Country opens doors to US troops if Russia conflict spills into Asia
Philippines’ President Rodrigo Duterte has picked a side militarily in the US-led battle with Russia over the Ukraine crisis, pledging to host American forces if requested should the conflict bubble up into a hot war and spread to Asia.
Duterte is ready to open any facilities requested to US troops, Jose Manuel Romualdez, ambassador to Washington for the Philippines, told reporters on Thursday in Manila. That support would include use of any Philippine assets, “without restriction,” the envoy said, citing comments that Duterte made in a meeting last week.
“He says if they’re asking for the support of the Philippines, he was very clear, if push comes to shove, the Philippines would be ready to be part of the effort, especially if this Ukraine crisis spills over to the Asia region,” Romualdez said. “He offered that the Philippines would be ready to open its doors, especially to our ally the United States, in using our facilities, any facilities that they may need.”
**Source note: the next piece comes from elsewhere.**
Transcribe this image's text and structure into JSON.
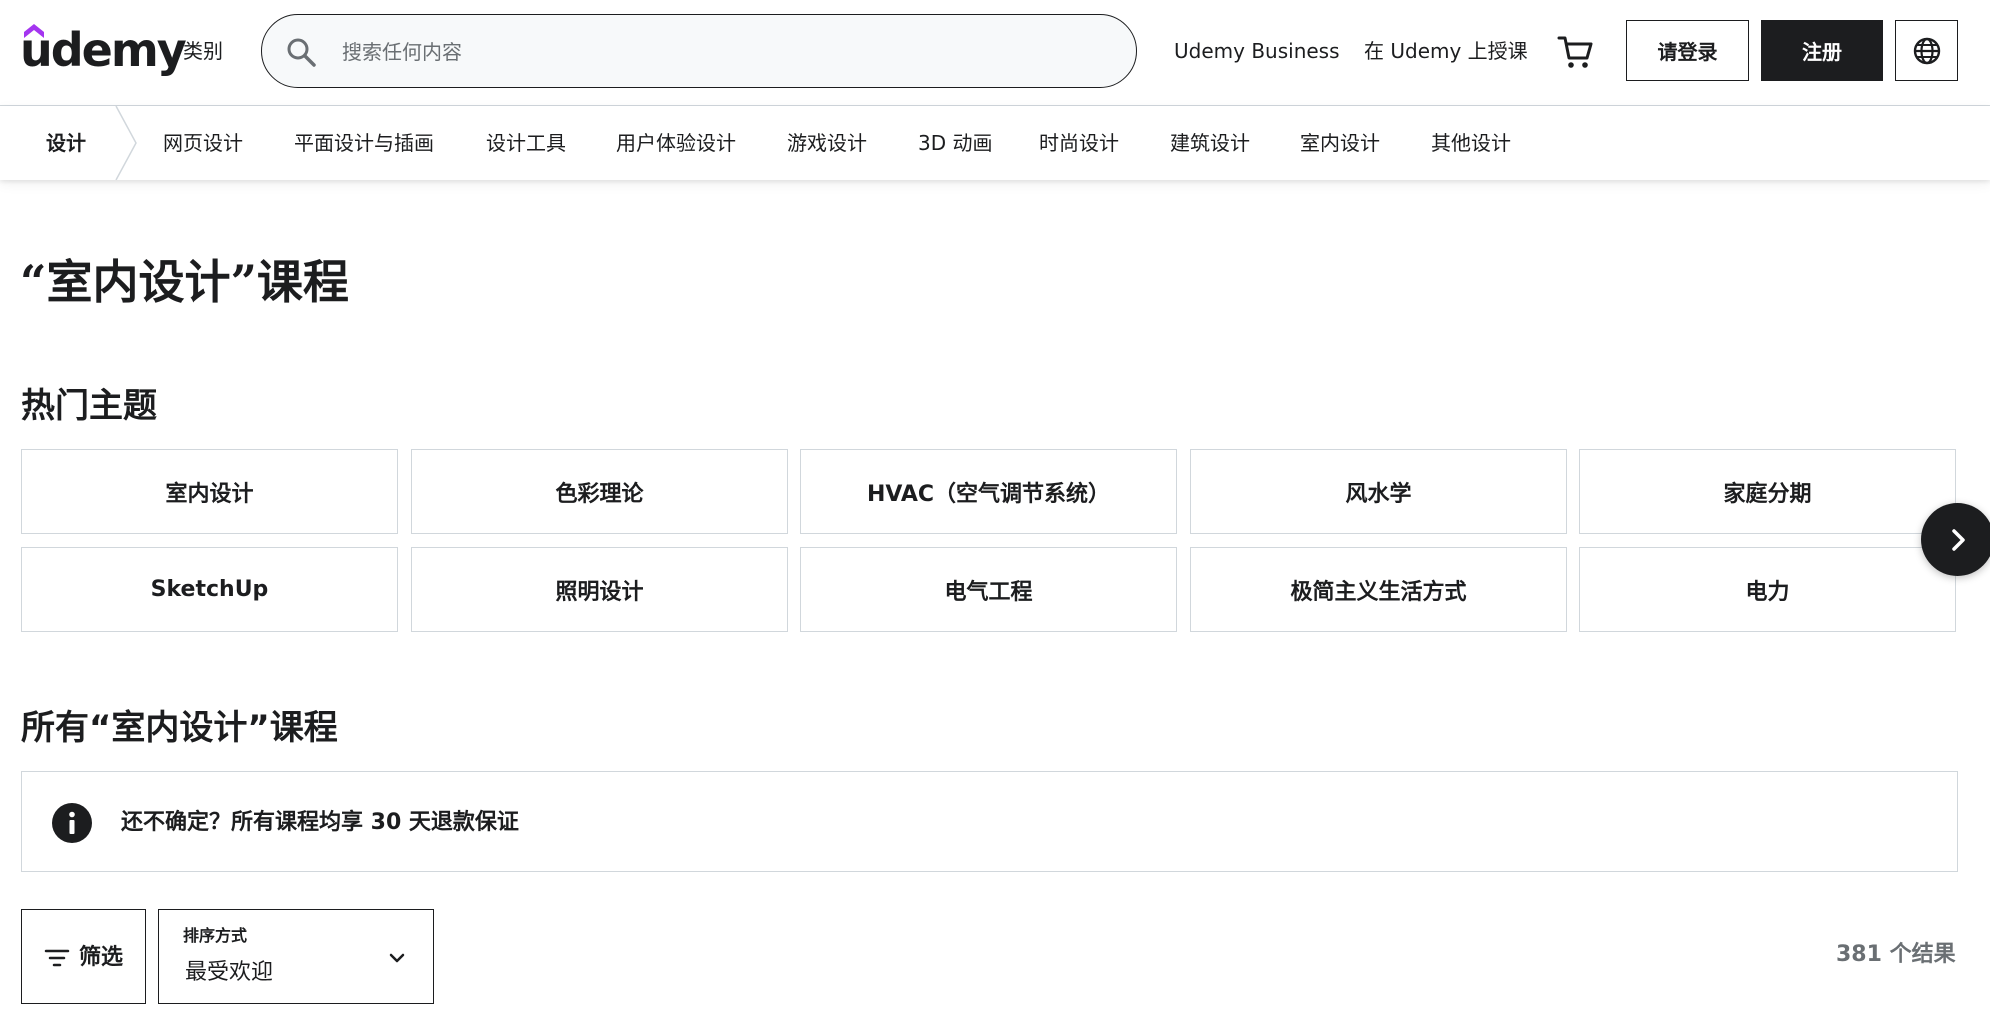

Though they’ve imposed severe economic sanctions and sought to isolate Russia over its attack on Ukraine, the US and its NATO allies have tried to avoid a wider war with Moscow. President Vladimir Putin has warned against interventions that would be considered direct war with Russia, such as declaring a no-fly zone in Ukraine.
Duterte has had a rocky relationship with Washington since taking office in 2016, criticizing US policies and seeking to forge stronger ties with Russia and China. He had threatened to end Manila’s Visiting Forces Agreement with Washington, which allows US forces to train in the Southeast Asian country, then backed down last year after negotiating a larger aid package.
Ambassador Romualdez said the offer to support American forces in a war effort against Russia would abide with a 1951 mutual defense treaty that obligates the US and the Philippines to defend each other if either is attacked by another nation. Among the facilities that the Pentagon might find useful are the Clark and Subic Bay freeports, where the US used to have two of its biggest overseas military bases before turning them over to the Philippines in the early 1990s.
US officials have scheduled a security meeting at the White House with ambassadors of its Southeast Asian allies to discuss the sanctions slapped on Russia, Romualdez said. President Joe Biden has also invited Southeast Asian heads of state for a meeting on March 28. The ambassador said Duterte might not be able to attend, partly because the Philippines’ election season is heating up.
The presidential election is slated for May 9 and Duterte’s six-year term is scheduled to end on June 30. Ferdinand Marcos Jr., son of the country’s former dictator, is the frontrunner in the race. His running mate is Duterte’s daughter, Sara Duterte. Marcos Jr. last week called for Russia to respect Ukraine’s sovereignty after previously drawing criticism for saying he didn’t see the need for the Philippines to take a side in the conflict.